Standing at the junction of Lorong Bachok and Lorong 19 in Geylang is a striking 1929 shophouse. Its elaborate facade depicts classic Chinese myths and legends.
But a closer look at the pillars at the entrance reveals two carvings of Sikh “jagas” (Malay for guards), designed to “watch over” the building.
Other locations in Singapore that highlight the links between the Sikhs and local history are documented in a Sikh Heritage Trail mobile application. It was developed by Mr Ishvinder Singh, 28, and three others, and launched last month.
He embarked on the project last year almost by accident. Initially nonchalant about the tussle between civil society groups and the Government over the fate of the Bukit Brown Cemetery, his curiosity was piqued when he came across Internet images depicting statues of Sikh guards at Chinese tombs.
The Sikhs came to Singapore in the 19th century as soldiers and policemen serving the British. After World War II, many sought work as guards.
They became so indispensable that their statues were placed before their employers’ tombs to continue guarding them.
The mobile app project, which cost about $10,000, received funding from the National Heritage Board and from Mr Singh’s contacts within the Sikh community.
He spent every weekend over five months documenting places of interest that had a link to Sikh heritage, with his research partner, Ms Vithya Subramaniam, 26.
The app includes a heritage trail that traces sites linked to the Indian sepoys working for the British military in the Outram area, and locates nearby Sikh temples, war memorials or gravestones that bear Sikh imagery.
These visual markers of heritage are important not only to provide the “initial draw”, but also to reveal the stories beyond the image.
Mr Singh said “That’s when the concept of a shared heritage comes in. It’s about seeing it from the lens of the other community.
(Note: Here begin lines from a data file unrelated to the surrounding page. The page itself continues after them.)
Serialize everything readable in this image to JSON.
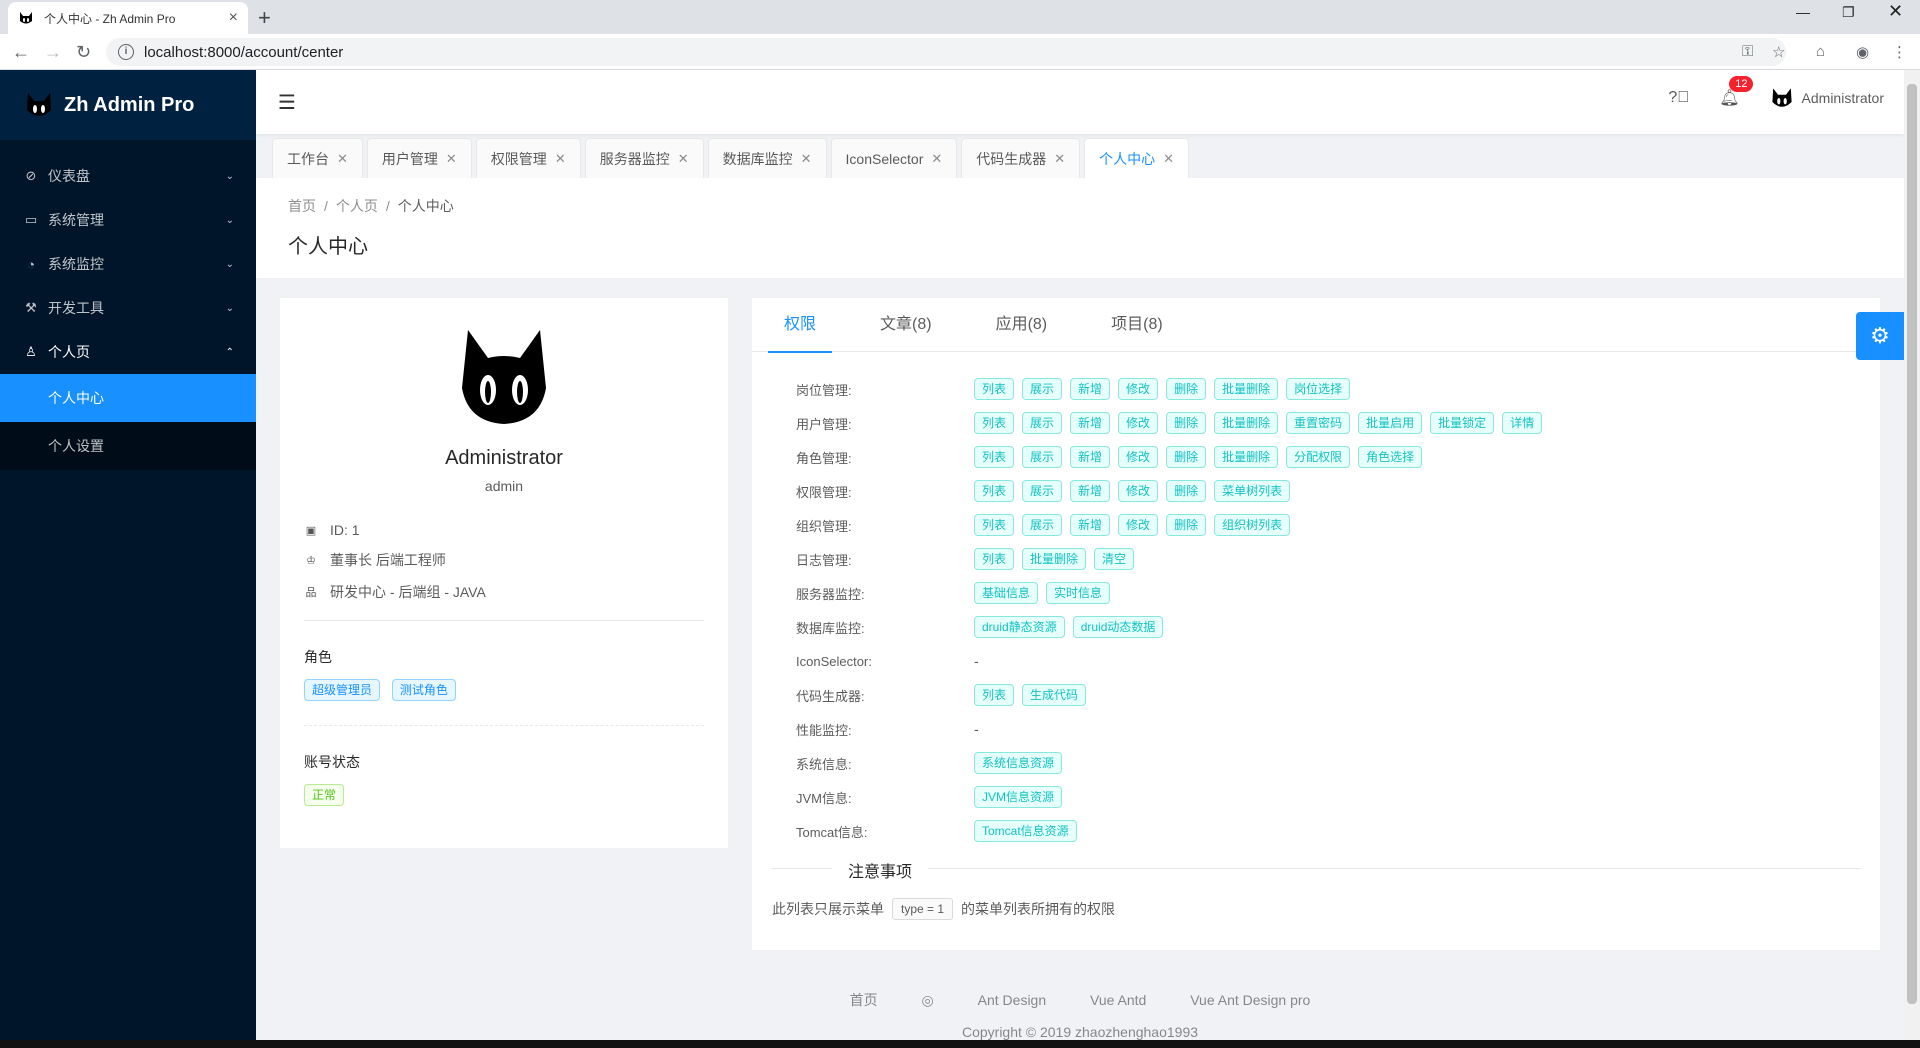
{
  "browser": {
    "tab_title": "个人中心 - Zh Admin Pro",
    "url": "localhost:8000/account/center"
  },
  "app": {
    "name": "Zh Admin Pro"
  },
  "sidebar": {
    "items": [
      {
        "label": "仪表盘",
        "icon": "dashboard-icon"
      },
      {
        "label": "系统管理",
        "icon": "desktop-icon"
      },
      {
        "label": "系统监控",
        "icon": "monitor-icon"
      },
      {
        "label": "开发工具",
        "icon": "tool-icon"
      },
      {
        "label": "个人页",
        "icon": "user-icon"
      }
    ],
    "sub_items": [
      {
        "label": "个人中心",
        "active": true
      },
      {
        "label": "个人设置",
        "active": false
      }
    ]
  },
  "header": {
    "notification_count": "12",
    "username": "Administrator"
  },
  "page_tabs": [
    "工作台",
    "用户管理",
    "权限管理",
    "服务器监控",
    "数据库监控",
    "IconSelector",
    "代码生成器",
    "个人中心"
  ],
  "breadcrumb": [
    "首页",
    "个人页",
    "个人中心"
  ],
  "page_title": "个人中心",
  "profile": {
    "name": "Administrator",
    "username": "admin",
    "id_line": "ID: 1",
    "position": "董事长 后端工程师",
    "dept": "研发中心 - 后端组 - JAVA",
    "roles_title": "角色",
    "roles": [
      "超级管理员",
      "测试角色"
    ],
    "status_title": "账号状态",
    "status": "正常"
  },
  "detail_tabs": [
    "权限",
    "文章(8)",
    "应用(8)",
    "项目(8)"
  ],
  "permissions": [
    {
      "label": "岗位管理:",
      "tags": [
        "列表",
        "展示",
        "新增",
        "修改",
        "删除",
        "批量删除",
        "岗位选择"
      ]
    },
    {
      "label": "用户管理:",
      "tags": [
        "列表",
        "展示",
        "新增",
        "修改",
        "删除",
        "批量删除",
        "重置密码",
        "批量启用",
        "批量锁定",
        "详情"
      ]
    },
    {
      "label": "角色管理:",
      "tags": [
        "列表",
        "展示",
        "新增",
        "修改",
        "删除",
        "批量删除",
        "分配权限",
        "角色选择"
      ]
    },
    {
      "label": "权限管理:",
      "tags": [
        "列表",
        "展示",
        "新增",
        "修改",
        "删除",
        "菜单树列表"
      ]
    },
    {
      "label": "组织管理:",
      "tags": [
        "列表",
        "展示",
        "新增",
        "修改",
        "删除",
        "组织树列表"
      ]
    },
    {
      "label": "日志管理:",
      "tags": [
        "列表",
        "批量删除",
        "清空"
      ]
    },
    {
      "label": "服务器监控:",
      "tags": [
        "基础信息",
        "实时信息"
      ]
    },
    {
      "label": "数据库监控:",
      "tags": [
        "druid静态资源",
        "druid动态数据"
      ]
    },
    {
      "label": "IconSelector:",
      "tags": []
    },
    {
      "label": "代码生成器:",
      "tags": [
        "列表",
        "生成代码"
      ]
    },
    {
      "label": "性能监控:",
      "tags": []
    },
    {
      "label": "系统信息:",
      "tags": [
        "系统信息资源"
      ]
    },
    {
      "label": "JVM信息:",
      "tags": [
        "JVM信息资源"
      ]
    },
    {
      "label": "Tomcat信息:",
      "tags": [
        "Tomcat信息资源"
      ]
    }
  ],
  "empty_value": "-",
  "notice": {
    "title": "注意事项",
    "before": "此列表只展示菜单",
    "code": "type = 1",
    "after": "的菜单列表所拥有的权限"
  },
  "footer": {
    "links": [
      "首页",
      "Ant Design",
      "Vue Antd",
      "Vue Ant Design pro"
    ],
    "copyright": "Copyright © 2019 zhaozhenghao1993"
  },
  "colors": {
    "primary": "#1890ff",
    "sider": "#001529",
    "tag_cyan": "#13c2c2"
  }
}
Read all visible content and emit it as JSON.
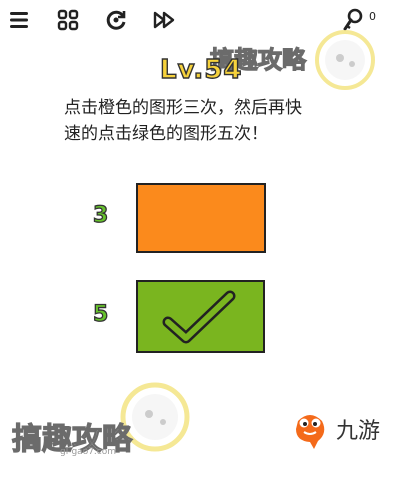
{
  "toolbar": {
    "icons": [
      "menu-icon",
      "levels-grid-icon",
      "restart-icon",
      "skip-icon",
      "hint-key-icon"
    ],
    "hint_count": "0"
  },
  "level": {
    "title": "Lv.54"
  },
  "instruction": {
    "line1": "点击橙色的图形三次，然后再快",
    "line2": "速的点击绿色的图形五次！"
  },
  "shapes": {
    "orange": {
      "count": "3",
      "color": "#fb8a1c"
    },
    "green": {
      "count": "5",
      "color": "#7ab51f"
    }
  },
  "watermark": {
    "text": "搞趣攻略",
    "url": "gl-gao7.com"
  },
  "brand": {
    "name": "九游"
  }
}
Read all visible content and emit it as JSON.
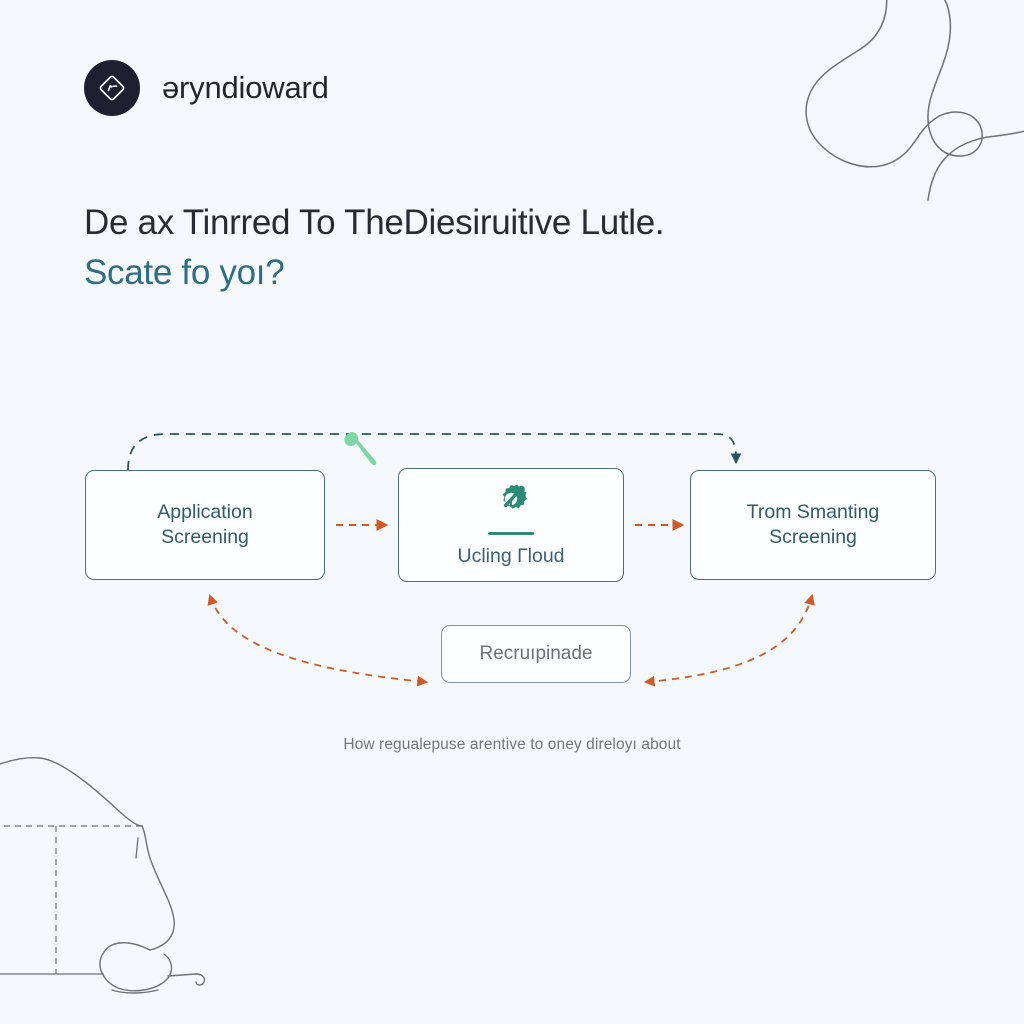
{
  "brand": {
    "name": "əryndioward",
    "mark_icon": "diamond-logo-icon",
    "mark_color": "#1d2030"
  },
  "hero": {
    "headline": "De ax Tinrred To TheDiesiruitive Lutle.",
    "subheadline": "Scate fo yoı?",
    "headline_color": "#272b33",
    "subheadline_color": "#2f6d82"
  },
  "diagram": {
    "nodes": [
      {
        "id": "application-screening",
        "label": "Application\nScreening"
      },
      {
        "id": "ucling-cloud",
        "label": "Ucling Гloud",
        "icon": "gear-wrench-icon"
      },
      {
        "id": "trom-smanting-screening",
        "label": "Trom Smanting\nScreening"
      },
      {
        "id": "recruipinade",
        "label": "Recruıpinade"
      }
    ],
    "accent_icon": "wrench-icon",
    "colors": {
      "node_border": "#4a6e7e",
      "node_border_muted": "#7f93a0",
      "node_text": "#2f5b6b",
      "node_text_muted": "#6c727a",
      "flow_arrow": "#cf5a28",
      "feedback_arrow": "#2f5b6b",
      "icon_teal": "#2d8a77",
      "accent_green": "#7fd6a4"
    }
  },
  "caption": {
    "text": "How regualepuse arentive to oney direloyı about"
  },
  "decor": {
    "topright": "squiggle-line-art",
    "bottomleft": "sketch-line-art",
    "stroke": "#6d7278"
  },
  "background": "#f6f9fc"
}
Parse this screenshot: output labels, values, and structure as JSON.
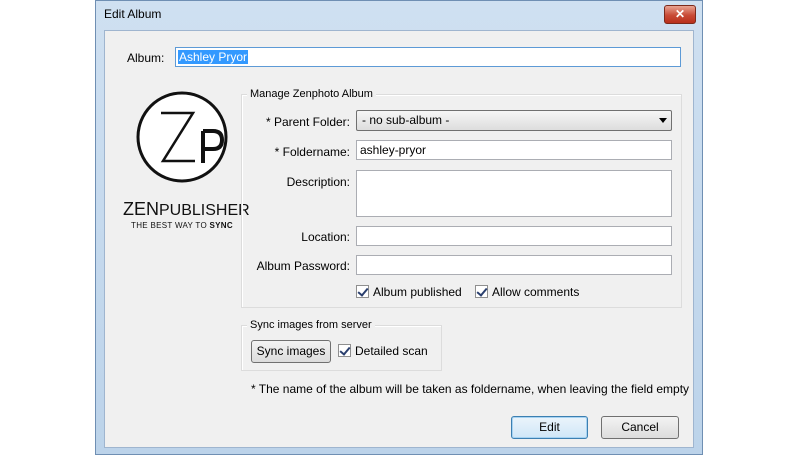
{
  "window": {
    "title": "Edit Album",
    "close_glyph": "✕"
  },
  "album": {
    "label": "Album:",
    "value": "Ashley Pryor"
  },
  "logo": {
    "icon": "zenpublisher-logo",
    "wordmark_bold": "ZEN",
    "wordmark_rest": "PUBLISHER",
    "tagline_pre": "THE BEST WAY TO ",
    "tagline_bold": "SYNC"
  },
  "manage_group": {
    "title": "Manage Zenphoto Album",
    "parent_folder_label": "* Parent Folder:",
    "parent_folder_value": "- no sub-album -",
    "foldername_label": "* Foldername:",
    "foldername_value": "ashley-pryor",
    "description_label": "Description:",
    "description_value": "",
    "location_label": "Location:",
    "location_value": "",
    "password_label": "Album Password:",
    "password_value": "",
    "album_published_label": "Album published",
    "album_published_checked": true,
    "allow_comments_label": "Allow comments",
    "allow_comments_checked": true
  },
  "sync_group": {
    "title": "Sync images from server",
    "sync_button_label": "Sync images",
    "detailed_scan_label": "Detailed scan",
    "detailed_scan_checked": true
  },
  "note": "*  The name of the album will be taken as foldername, when leaving the field empty",
  "buttons": {
    "edit_label": "Edit",
    "cancel_label": "Cancel"
  }
}
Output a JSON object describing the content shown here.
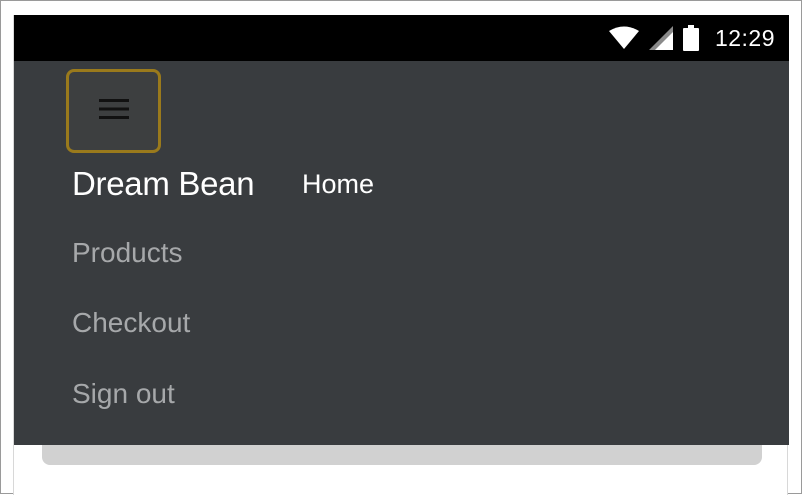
{
  "status_bar": {
    "time": "12:29",
    "icons": [
      "wifi-icon",
      "cellular-signal-icon",
      "battery-icon"
    ]
  },
  "navbar": {
    "toggle_icon": "hamburger-menu-icon",
    "brand": "Dream Bean",
    "active_link": "Home",
    "links": [
      "Products",
      "Checkout",
      "Sign out"
    ]
  },
  "colors": {
    "navbar_bg": "#393c3f",
    "toggle_focus_ring": "#9a7a1c",
    "link_muted": "#a6a8aa",
    "link_active": "#ffffff"
  }
}
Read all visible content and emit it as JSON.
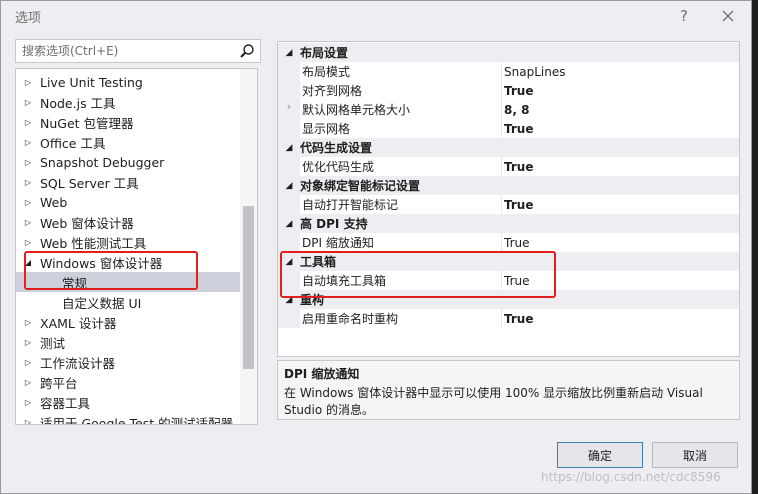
{
  "window": {
    "title": "选项",
    "help": "?",
    "close": "×"
  },
  "search": {
    "placeholder": "搜索选项(Ctrl+E)"
  },
  "tree": [
    {
      "label": "Live Unit Testing",
      "arrow": "▷"
    },
    {
      "label": "Node.js 工具",
      "arrow": "▷"
    },
    {
      "label": "NuGet 包管理器",
      "arrow": "▷"
    },
    {
      "label": "Office 工具",
      "arrow": "▷"
    },
    {
      "label": "Snapshot Debugger",
      "arrow": "▷"
    },
    {
      "label": "SQL Server 工具",
      "arrow": "▷"
    },
    {
      "label": "Web",
      "arrow": "▷"
    },
    {
      "label": "Web 窗体设计器",
      "arrow": "▷"
    },
    {
      "label": "Web 性能测试工具",
      "arrow": "▷"
    },
    {
      "label": "Windows 窗体设计器",
      "arrow": "◢"
    },
    {
      "label": "常规",
      "child": true,
      "selected": true
    },
    {
      "label": "自定义数据 UI",
      "child": true
    },
    {
      "label": "XAML 设计器",
      "arrow": "▷"
    },
    {
      "label": "测试",
      "arrow": "▷"
    },
    {
      "label": "工作流设计器",
      "arrow": "▷"
    },
    {
      "label": "跨平台",
      "arrow": "▷"
    },
    {
      "label": "容器工具",
      "arrow": "▷"
    },
    {
      "label": "适用于 Google Test 的测试适配器",
      "arrow": "▷"
    }
  ],
  "grid": [
    {
      "category": "布局设置",
      "tri": "◢"
    },
    {
      "name": "布局模式",
      "value": "SnapLines",
      "bold": false
    },
    {
      "name": "对齐到网格",
      "value": "True",
      "bold": true
    },
    {
      "name": "默认网格单元格大小",
      "value": "8, 8",
      "bold": true,
      "expander": "›"
    },
    {
      "name": "显示网格",
      "value": "True",
      "bold": true
    },
    {
      "category": "代码生成设置",
      "tri": "◢"
    },
    {
      "name": "优化代码生成",
      "value": "True",
      "bold": true
    },
    {
      "category": "对象绑定智能标记设置",
      "tri": "◢"
    },
    {
      "name": "自动打开智能标记",
      "value": "True",
      "bold": true
    },
    {
      "category": "高 DPI 支持",
      "tri": "◢"
    },
    {
      "name": "DPI 缩放通知",
      "value": "True",
      "bold": false
    },
    {
      "category": "工具箱",
      "tri": "◢"
    },
    {
      "name": "自动填充工具箱",
      "value": "True",
      "bold": false
    },
    {
      "category": "重构",
      "tri": "◢"
    },
    {
      "name": "启用重命名时重构",
      "value": "True",
      "bold": true
    }
  ],
  "description": {
    "title": "DPI 缩放通知",
    "text": "在 Windows 窗体设计器中显示可以使用 100% 显示缩放比例重新启动 Visual Studio 的消息。"
  },
  "buttons": {
    "ok": "确定",
    "cancel": "取消"
  },
  "watermark": "https://blog.csdn.net/cdc8596"
}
Why did the Chinese adopt these symbols and take them into the afterlife?”
Ms Subramaniam, a South Asian Studies graduate student at Columbia University, has learnt through her work that the history of the community’s settlement in Singapore is different from that of other Sikh diasporic communities. She hopes that Sikhs in Singapore will recognise and celebrate their historical role.
Future projects that Mr Singh plans to organise under Sherdil Labs, a firm that he founded last year to promote Sikh heritage, include a heritage centre at the Silat Road Sikh Temple and an exhibition on Sikh identity.
It is up to younger Singaporeans to pass on these shared narratives from different cultures, he said.
“If these stories are not created in our social studies textbooks, then I want to create them myself. Let us take the lead and search for our own answers, instead of expecting a handout.”